In the mid-19th Century American climate, the flags were presented in, pink was not a gender-specific color as we see it today. Generally speaking, there was nothing considered unmanly about the color; and some research has shown that it was even considered acceptable for boys as a step towards the bolder color red, which saw a lot of military use in flags and uniforms. Gender exclusivity of pink and blue began in the early 20th Century. In any case, what pink meant to the people of the 1800s was different in association and use than it is for us today, as the color has been popularized by florists and Barbie dolls, commercialized alongside red by Valentine’s Day, marketed by clothing designers, and, most of all, associated with femininity. Today, even before birth, the color is exclusively connected to females.
While the battle flag never really went away despite Confederate defeat, the pink version of the flag does not survive in popular memory. But to be fair, the color was intended to be specifically red as opposed to varying shades. I think we can all agree that had Lieutenant Selph been able to purchase a sufficient supply of red silk for the 120 flags, other shades would not have even been needed. But shortages and substitutes were typical of the Southern rebellion, which always had to make do with what it had to stay alive. So, while the flag is remembered in the colors it was intended to have, we know that is not always the way it happened. As a result, descendants of some Confederate soldiers may not even be aware that their ancestors fought and died under a pink flag, further disconnecting the flag from memory and Confederate iconography.
 Troiani, Don, and Robert Krick. Don Troiani’s American Battles: The Art of the Nation at War, 1754-1865. Southbury, CT: Stackpole Books, 2013. Pp. 60-62.
 Cannon, Devereaux D. The Flags of The Confederacy: An Illustrated History. Memphis, TN: St. Luke’s Press and Broadfoot Publishing, 1988.

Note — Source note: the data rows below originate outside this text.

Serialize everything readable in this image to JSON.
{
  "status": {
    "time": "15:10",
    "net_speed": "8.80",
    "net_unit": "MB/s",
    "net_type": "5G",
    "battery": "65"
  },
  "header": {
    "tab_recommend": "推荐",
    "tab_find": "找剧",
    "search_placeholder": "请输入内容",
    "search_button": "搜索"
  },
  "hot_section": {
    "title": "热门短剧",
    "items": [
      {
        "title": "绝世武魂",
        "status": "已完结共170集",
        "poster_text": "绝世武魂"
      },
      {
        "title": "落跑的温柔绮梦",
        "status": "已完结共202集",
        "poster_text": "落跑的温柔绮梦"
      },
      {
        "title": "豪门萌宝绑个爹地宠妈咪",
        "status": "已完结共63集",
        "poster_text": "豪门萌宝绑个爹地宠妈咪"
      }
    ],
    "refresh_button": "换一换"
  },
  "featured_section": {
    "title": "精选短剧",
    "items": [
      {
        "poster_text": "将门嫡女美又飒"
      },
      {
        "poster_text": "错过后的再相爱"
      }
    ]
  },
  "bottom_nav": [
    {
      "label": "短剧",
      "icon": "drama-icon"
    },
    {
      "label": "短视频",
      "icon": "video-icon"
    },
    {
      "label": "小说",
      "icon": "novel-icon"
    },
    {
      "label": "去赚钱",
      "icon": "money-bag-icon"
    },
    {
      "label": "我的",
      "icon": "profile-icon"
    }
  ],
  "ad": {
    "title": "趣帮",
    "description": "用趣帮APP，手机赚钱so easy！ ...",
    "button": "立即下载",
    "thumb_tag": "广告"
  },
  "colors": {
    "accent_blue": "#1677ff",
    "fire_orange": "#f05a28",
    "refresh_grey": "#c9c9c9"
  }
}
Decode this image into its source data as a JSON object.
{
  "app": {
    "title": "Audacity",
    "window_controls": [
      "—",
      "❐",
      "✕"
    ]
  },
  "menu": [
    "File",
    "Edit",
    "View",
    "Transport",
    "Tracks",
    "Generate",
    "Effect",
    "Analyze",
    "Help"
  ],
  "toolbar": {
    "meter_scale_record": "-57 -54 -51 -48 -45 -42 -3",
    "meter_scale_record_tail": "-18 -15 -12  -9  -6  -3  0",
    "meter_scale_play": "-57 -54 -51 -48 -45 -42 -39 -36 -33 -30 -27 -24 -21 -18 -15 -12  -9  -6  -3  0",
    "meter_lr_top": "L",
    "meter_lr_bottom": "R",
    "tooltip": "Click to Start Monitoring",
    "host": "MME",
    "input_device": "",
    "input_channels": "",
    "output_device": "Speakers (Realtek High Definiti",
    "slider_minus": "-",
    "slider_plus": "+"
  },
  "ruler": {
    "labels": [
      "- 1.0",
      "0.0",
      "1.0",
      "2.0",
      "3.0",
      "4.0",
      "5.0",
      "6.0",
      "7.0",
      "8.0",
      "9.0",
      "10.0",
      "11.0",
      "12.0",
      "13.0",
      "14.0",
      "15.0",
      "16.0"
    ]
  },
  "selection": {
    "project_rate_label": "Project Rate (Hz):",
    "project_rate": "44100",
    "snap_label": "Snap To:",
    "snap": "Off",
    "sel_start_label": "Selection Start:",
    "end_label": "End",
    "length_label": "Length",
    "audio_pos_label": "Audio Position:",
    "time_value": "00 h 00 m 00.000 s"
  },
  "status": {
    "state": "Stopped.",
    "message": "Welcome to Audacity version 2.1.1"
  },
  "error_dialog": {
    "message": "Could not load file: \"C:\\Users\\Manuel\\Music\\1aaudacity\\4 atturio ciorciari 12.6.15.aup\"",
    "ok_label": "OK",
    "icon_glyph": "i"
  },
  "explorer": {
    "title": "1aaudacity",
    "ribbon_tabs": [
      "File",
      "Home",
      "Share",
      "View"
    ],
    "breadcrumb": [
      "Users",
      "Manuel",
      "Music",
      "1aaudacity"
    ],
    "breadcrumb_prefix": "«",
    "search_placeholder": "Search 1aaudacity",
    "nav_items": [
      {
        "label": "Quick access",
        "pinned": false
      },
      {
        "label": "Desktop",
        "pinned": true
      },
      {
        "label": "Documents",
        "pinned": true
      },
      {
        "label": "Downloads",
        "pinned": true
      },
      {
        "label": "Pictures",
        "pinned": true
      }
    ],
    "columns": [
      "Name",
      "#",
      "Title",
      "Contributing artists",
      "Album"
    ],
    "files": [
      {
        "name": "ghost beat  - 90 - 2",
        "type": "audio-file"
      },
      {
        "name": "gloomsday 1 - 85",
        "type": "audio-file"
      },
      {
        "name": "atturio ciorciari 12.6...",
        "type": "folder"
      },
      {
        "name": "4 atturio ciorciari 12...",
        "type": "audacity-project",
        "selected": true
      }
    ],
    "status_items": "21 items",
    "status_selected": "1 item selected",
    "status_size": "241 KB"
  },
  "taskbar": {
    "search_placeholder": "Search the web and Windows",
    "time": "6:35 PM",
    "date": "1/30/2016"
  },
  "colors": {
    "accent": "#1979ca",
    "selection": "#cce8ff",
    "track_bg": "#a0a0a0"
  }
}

 “Battle Flag of the Confederate States.” Times-Democrat, New Orleans, Louisiana, April 26, 1906.
 Richmond Whig, November 28, 1862, as quoted in William S. Connery, Civil War Northern Virginia 1861 (Charleston, The History Press, 2011). p. 100.
 Harrison, Peleg Dennis. The Stars and Stripes and Other American Flags: Including Their Origin and History, Army and Navy Regulations Concerning the National Standard and Ensign, Flag Making, Salutes, Improvised, Unique, and Combination Flags, Flag Legislation, and Many Associations of American Flags, Including the Origin of the Name “Old Glory”, with Songs and Their Stories (Boston, Little, Brown, & Co; 1908). p. 351.
 “Provenance Reconstruction.” Alabama Civil War Period Flag Collection. Accessed September 11, 2020. https://archives.alabama.gov/referenc/flags/033.html
 Henry Woodhead, eds. Echoes of Glory: Arms & Equipment of the Confederacy. Alexandria, Virginia: Time-Life Books Inc., 1996. p. 243.
 Woodhead, p. 242.
 McMahon, Thomas L. “The Flag of the 5th North Carolina, the First Southern Banner Captured in the East, Has Been Recovered.” America’s Civil War, May 2002.
 Private J. W. Reid, Co. C, 4th S.C. Infantry, November 28, 1861, as quoted in Glenn Dedmondt, The Flags of Civil War South Carolina (Pelican Publishing Co., Gretna, Louisiana, 2000). p. 80.
 Dedmondt, p. 81.
 Dedmondt, p. 88.
 David Wyatt Aiken, F&S, 7th S.C. Infantry, as quoted in The Flags of Civil War South Carolina, p. 89.
 Woodhead, p. 243.
 McGlaty, Jean. “When Did Girls Start Wearing Pink?” smithsonianmag.com, Smithsonian Institution, April 7, 2011.